Saving for a house while renting is tough, but it’s not impossible. It requires sacrifices, patience, and realistic expectations about what you can afford.
It requires a budget and time but it is doable. Just remember, whatever you’re able to set aside will help you in the long run. It may take you longer than you’d like, or it may happen as soon as you hope, but whatever the case your goal of becoming a homeowner can come true.
Get Your Simple Budget Spreadsheet
With the Simple Budget Spreadsheet, you’ll be able to track your spending and savings as you save for a home while renting. It’s easy to use and compatible with Google Docs and Microsoft Excel.
If you are not sure where to start, simply follow some of our tips mentioned above. It’s a great place to start and will help you get started.Tired of renting, but need help saving for a downpayment? Here's how to save for a house while renting with ten tips to help you purchase a home by @big_cityrealty. #BuyAHome #HomeOwnership #HomeBuying #RealEstate
Got any other tips on how to save for a house while renting?
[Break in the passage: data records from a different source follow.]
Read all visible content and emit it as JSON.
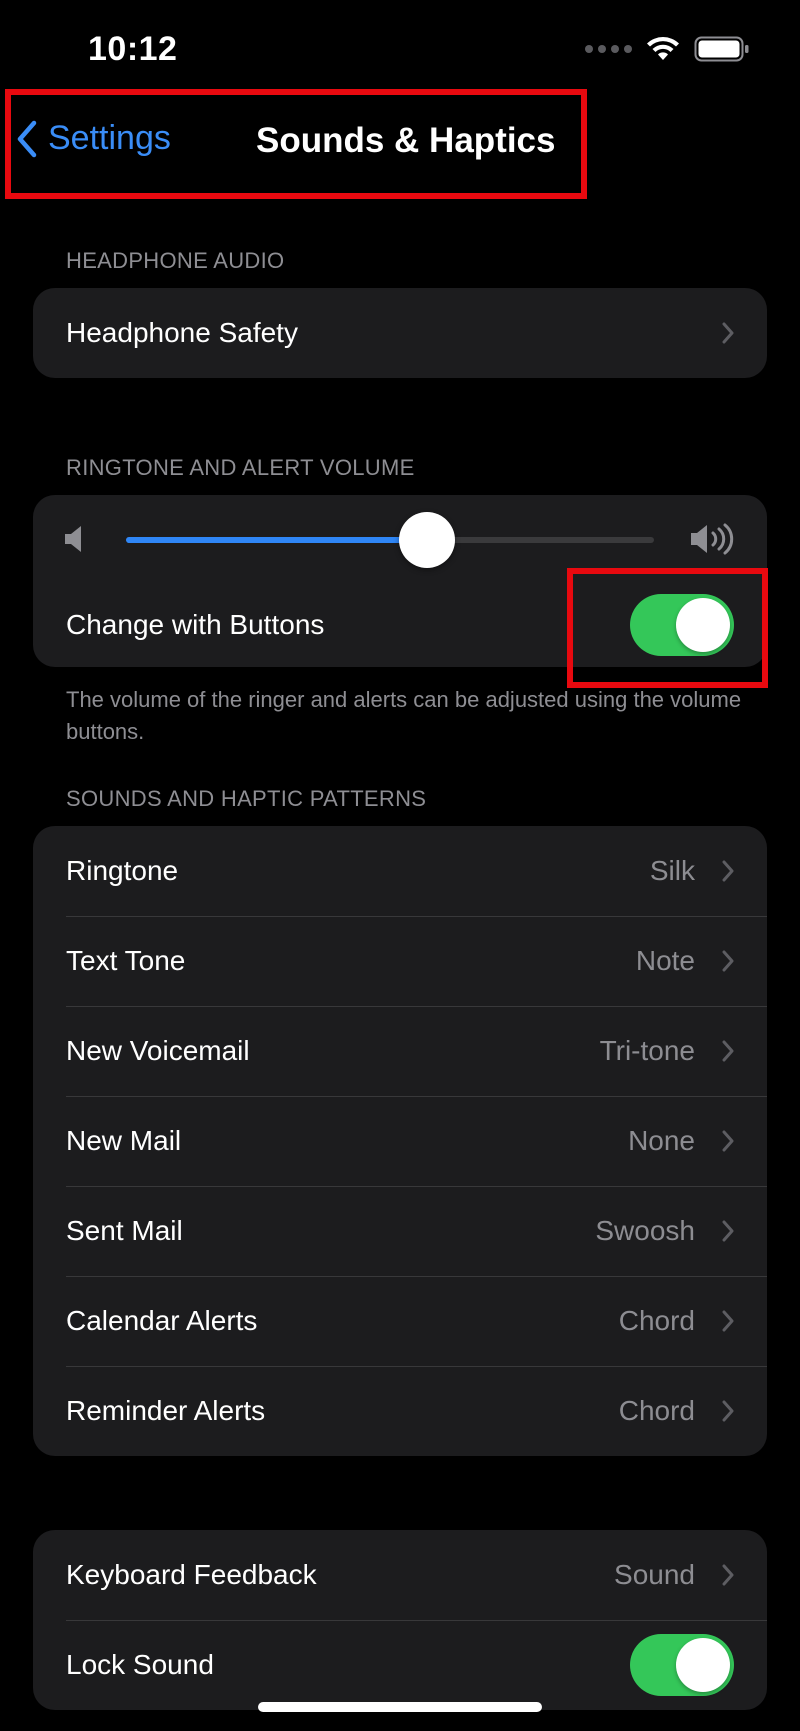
{
  "status_bar": {
    "time": "10:12"
  },
  "nav": {
    "back_label": "Settings",
    "title": "Sounds & Haptics"
  },
  "headphone_audio": {
    "header": "HEADPHONE AUDIO",
    "rows": [
      {
        "label": "Headphone Safety"
      }
    ]
  },
  "ringtone_volume": {
    "header": "RINGTONE AND ALERT VOLUME",
    "slider_level": 0.57,
    "change_with_buttons": {
      "label": "Change with Buttons",
      "on": true
    },
    "footer": "The volume of the ringer and alerts can be adjusted using the volume buttons."
  },
  "patterns": {
    "header": "SOUNDS AND HAPTIC PATTERNS",
    "rows": [
      {
        "label": "Ringtone",
        "value": "Silk"
      },
      {
        "label": "Text Tone",
        "value": "Note"
      },
      {
        "label": "New Voicemail",
        "value": "Tri-tone"
      },
      {
        "label": "New Mail",
        "value": "None"
      },
      {
        "label": "Sent Mail",
        "value": "Swoosh"
      },
      {
        "label": "Calendar Alerts",
        "value": "Chord"
      },
      {
        "label": "Reminder Alerts",
        "value": "Chord"
      }
    ]
  },
  "feedback": {
    "rows": [
      {
        "label": "Keyboard Feedback",
        "value": "Sound"
      },
      {
        "label": "Lock Sound",
        "on": true
      }
    ]
  },
  "colors": {
    "accent": "#3a8df7",
    "toggle_on": "#34c759",
    "highlight": "#e8090f",
    "cell_background": "#1c1c1e"
  }
}
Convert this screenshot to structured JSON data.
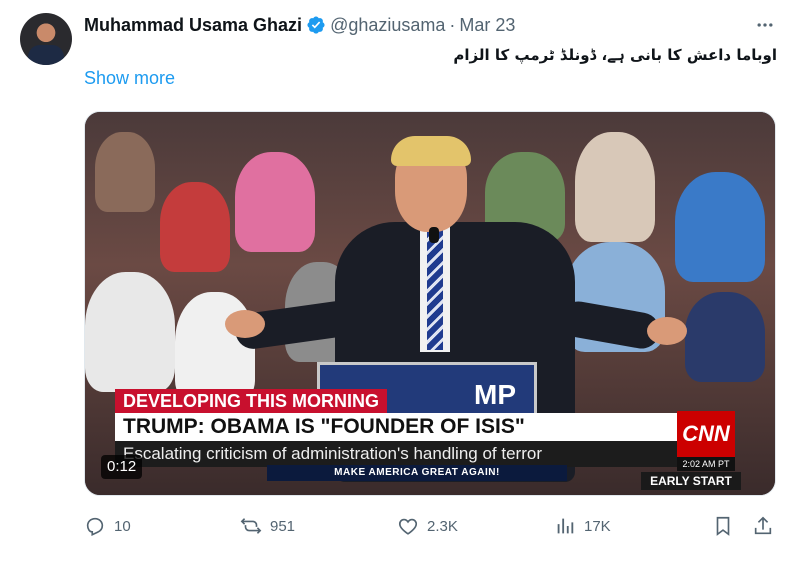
{
  "tweet": {
    "author_name": "Muhammad Usama Ghazi",
    "handle": "@ghaziusama",
    "separator": "·",
    "date": "Mar 23",
    "text": "اوباما داعش کا بانی ہے، ڈونلڈ ٹرمپ کا الزام",
    "show_more": "Show more"
  },
  "media": {
    "duration": "0:12",
    "chyron_top": "DEVELOPING THIS MORNING",
    "chyron_headline": "TRUMP: OBAMA IS \"FOUNDER OF ISIS\"",
    "chyron_sub": "Escalating criticism of administration's handling of terror",
    "podium_text": "MP",
    "maga_line": "MAKE AMERICA GREAT AGAIN!",
    "network_logo": "CNN",
    "network_time": "2:02 AM PT",
    "show_name": "EARLY START"
  },
  "actions": {
    "replies": "10",
    "reposts": "951",
    "likes": "2.3K",
    "views": "17K"
  },
  "colors": {
    "link": "#1d9bf0",
    "muted": "#536471",
    "verified": "#1d9bf0",
    "cnn_red": "#cc0000"
  }
}
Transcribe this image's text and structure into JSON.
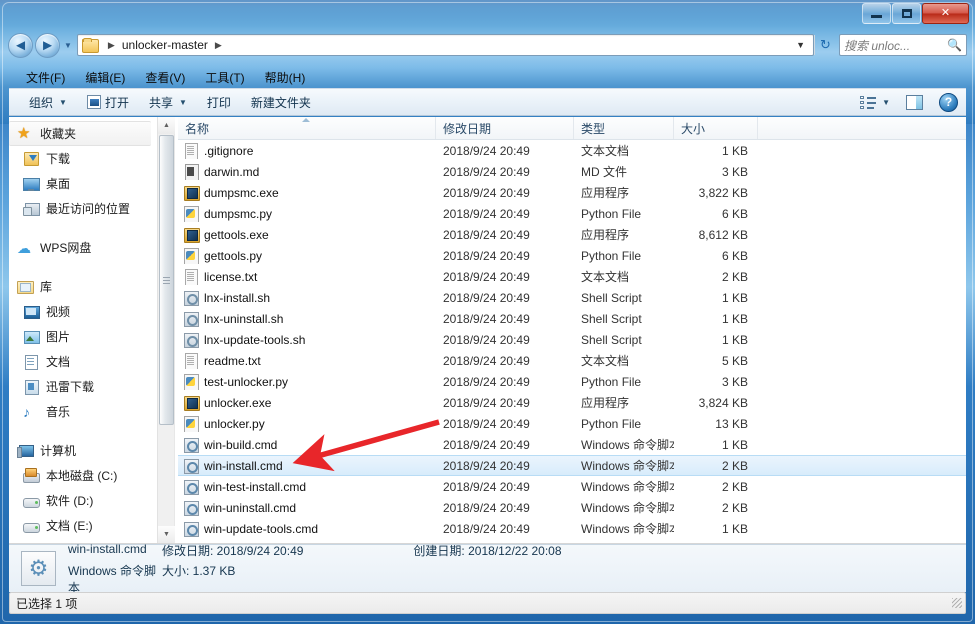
{
  "titlebar": {
    "minimize_label": "最小化",
    "maximize_label": "最大化",
    "close_label": "✕"
  },
  "navigation": {
    "back_label": "◄",
    "forward_label": "►",
    "recent_dropdown": "▼",
    "address_folder": "folder-icon",
    "address_path": "unlocker-master",
    "address_chevron_lead": "▶",
    "address_chevron_trail": "▶",
    "address_dropdown": "▼",
    "refresh_label": "↻"
  },
  "search": {
    "placeholder": "搜索 unloc...",
    "icon": "search-icon"
  },
  "menu": {
    "items": [
      {
        "label": "文件(F)"
      },
      {
        "label": "编辑(E)"
      },
      {
        "label": "查看(V)"
      },
      {
        "label": "工具(T)"
      },
      {
        "label": "帮助(H)"
      }
    ]
  },
  "toolbar": {
    "organize": "组织",
    "organize_caret": "▼",
    "open": "打开",
    "share": "共享",
    "share_caret": "▼",
    "print": "打印",
    "new_folder": "新建文件夹",
    "view_caret": "▼",
    "help_glyph": "?"
  },
  "sidebar": {
    "groups": [
      {
        "header": {
          "label": "收藏夹",
          "icon": "star-icon",
          "selected": true
        },
        "items": [
          {
            "label": "下载",
            "icon": "download-icon"
          },
          {
            "label": "桌面",
            "icon": "desktop-icon"
          },
          {
            "label": "最近访问的位置",
            "icon": "recent-places-icon"
          }
        ]
      },
      {
        "header": {
          "label": "WPS网盘",
          "icon": "cloud-icon",
          "selected": false
        },
        "items": []
      },
      {
        "header": {
          "label": "库",
          "icon": "library-icon",
          "selected": false
        },
        "items": [
          {
            "label": "视频",
            "icon": "video-icon"
          },
          {
            "label": "图片",
            "icon": "picture-icon"
          },
          {
            "label": "文档",
            "icon": "document-icon"
          },
          {
            "label": "迅雷下载",
            "icon": "xunlei-icon"
          },
          {
            "label": "音乐",
            "icon": "music-icon"
          }
        ]
      },
      {
        "header": {
          "label": "计算机",
          "icon": "computer-icon",
          "selected": false
        },
        "items": [
          {
            "label": "本地磁盘 (C:)",
            "icon": "system-drive-icon"
          },
          {
            "label": "软件 (D:)",
            "icon": "drive-icon"
          },
          {
            "label": "文档 (E:)",
            "icon": "drive-icon"
          }
        ]
      }
    ],
    "scroll_up": "▲",
    "scroll_down": "▼"
  },
  "filelist": {
    "columns": [
      "名称",
      "修改日期",
      "类型",
      "大小"
    ],
    "sort_column": "名称",
    "sort_direction": "ascending",
    "rows": [
      {
        "name": ".gitignore",
        "date": "2018/9/24 20:49",
        "type": "文本文档",
        "size": "1 KB",
        "icon": "text-file-icon",
        "selected": false
      },
      {
        "name": "darwin.md",
        "date": "2018/9/24 20:49",
        "type": "MD 文件",
        "size": "3 KB",
        "icon": "md-file-icon",
        "selected": false
      },
      {
        "name": "dumpsmc.exe",
        "date": "2018/9/24 20:49",
        "type": "应用程序",
        "size": "3,822 KB",
        "icon": "exe-file-icon",
        "selected": false
      },
      {
        "name": "dumpsmc.py",
        "date": "2018/9/24 20:49",
        "type": "Python File",
        "size": "6 KB",
        "icon": "python-file-icon",
        "selected": false
      },
      {
        "name": "gettools.exe",
        "date": "2018/9/24 20:49",
        "type": "应用程序",
        "size": "8,612 KB",
        "icon": "exe-file-icon",
        "selected": false
      },
      {
        "name": "gettools.py",
        "date": "2018/9/24 20:49",
        "type": "Python File",
        "size": "6 KB",
        "icon": "python-file-icon",
        "selected": false
      },
      {
        "name": "license.txt",
        "date": "2018/9/24 20:49",
        "type": "文本文档",
        "size": "2 KB",
        "icon": "text-file-icon",
        "selected": false
      },
      {
        "name": "lnx-install.sh",
        "date": "2018/9/24 20:49",
        "type": "Shell Script",
        "size": "1 KB",
        "icon": "shell-file-icon",
        "selected": false
      },
      {
        "name": "lnx-uninstall.sh",
        "date": "2018/9/24 20:49",
        "type": "Shell Script",
        "size": "1 KB",
        "icon": "shell-file-icon",
        "selected": false
      },
      {
        "name": "lnx-update-tools.sh",
        "date": "2018/9/24 20:49",
        "type": "Shell Script",
        "size": "1 KB",
        "icon": "shell-file-icon",
        "selected": false
      },
      {
        "name": "readme.txt",
        "date": "2018/9/24 20:49",
        "type": "文本文档",
        "size": "5 KB",
        "icon": "text-file-icon",
        "selected": false
      },
      {
        "name": "test-unlocker.py",
        "date": "2018/9/24 20:49",
        "type": "Python File",
        "size": "3 KB",
        "icon": "python-file-icon",
        "selected": false
      },
      {
        "name": "unlocker.exe",
        "date": "2018/9/24 20:49",
        "type": "应用程序",
        "size": "3,824 KB",
        "icon": "exe-file-icon",
        "selected": false
      },
      {
        "name": "unlocker.py",
        "date": "2018/9/24 20:49",
        "type": "Python File",
        "size": "13 KB",
        "icon": "python-file-icon",
        "selected": false
      },
      {
        "name": "win-build.cmd",
        "date": "2018/9/24 20:49",
        "type": "Windows 命令脚本",
        "size": "1 KB",
        "icon": "cmd-file-icon",
        "selected": false
      },
      {
        "name": "win-install.cmd",
        "date": "2018/9/24 20:49",
        "type": "Windows 命令脚本",
        "size": "2 KB",
        "icon": "cmd-file-icon",
        "selected": true
      },
      {
        "name": "win-test-install.cmd",
        "date": "2018/9/24 20:49",
        "type": "Windows 命令脚本",
        "size": "2 KB",
        "icon": "cmd-file-icon",
        "selected": false
      },
      {
        "name": "win-uninstall.cmd",
        "date": "2018/9/24 20:49",
        "type": "Windows 命令脚本",
        "size": "2 KB",
        "icon": "cmd-file-icon",
        "selected": false
      },
      {
        "name": "win-update-tools.cmd",
        "date": "2018/9/24 20:49",
        "type": "Windows 命令脚本",
        "size": "1 KB",
        "icon": "cmd-file-icon",
        "selected": false
      }
    ]
  },
  "annotation": {
    "type": "red-arrow",
    "color": "#e8262a",
    "target": "win-install.cmd"
  },
  "details": {
    "filename": "win-install.cmd",
    "modified_label": "修改日期: 2018/9/24 20:49",
    "created_label": "创建日期: 2018/12/22 20:08",
    "filetype": "Windows 命令脚本",
    "size_label": "大小: 1.37 KB"
  },
  "statusbar": {
    "text": "已选择 1 项"
  }
}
More About Guest Contributor
Kate Anderson is a freelance content writer and marketing consultant at Big City Realty Brokerage specializing in writing on topics related to property management, personal finance, and home improvement. Her articles have an informational and insightful approach with an emphasis on offering valuable tips to homeowners.
Last Updated on January 4, 2023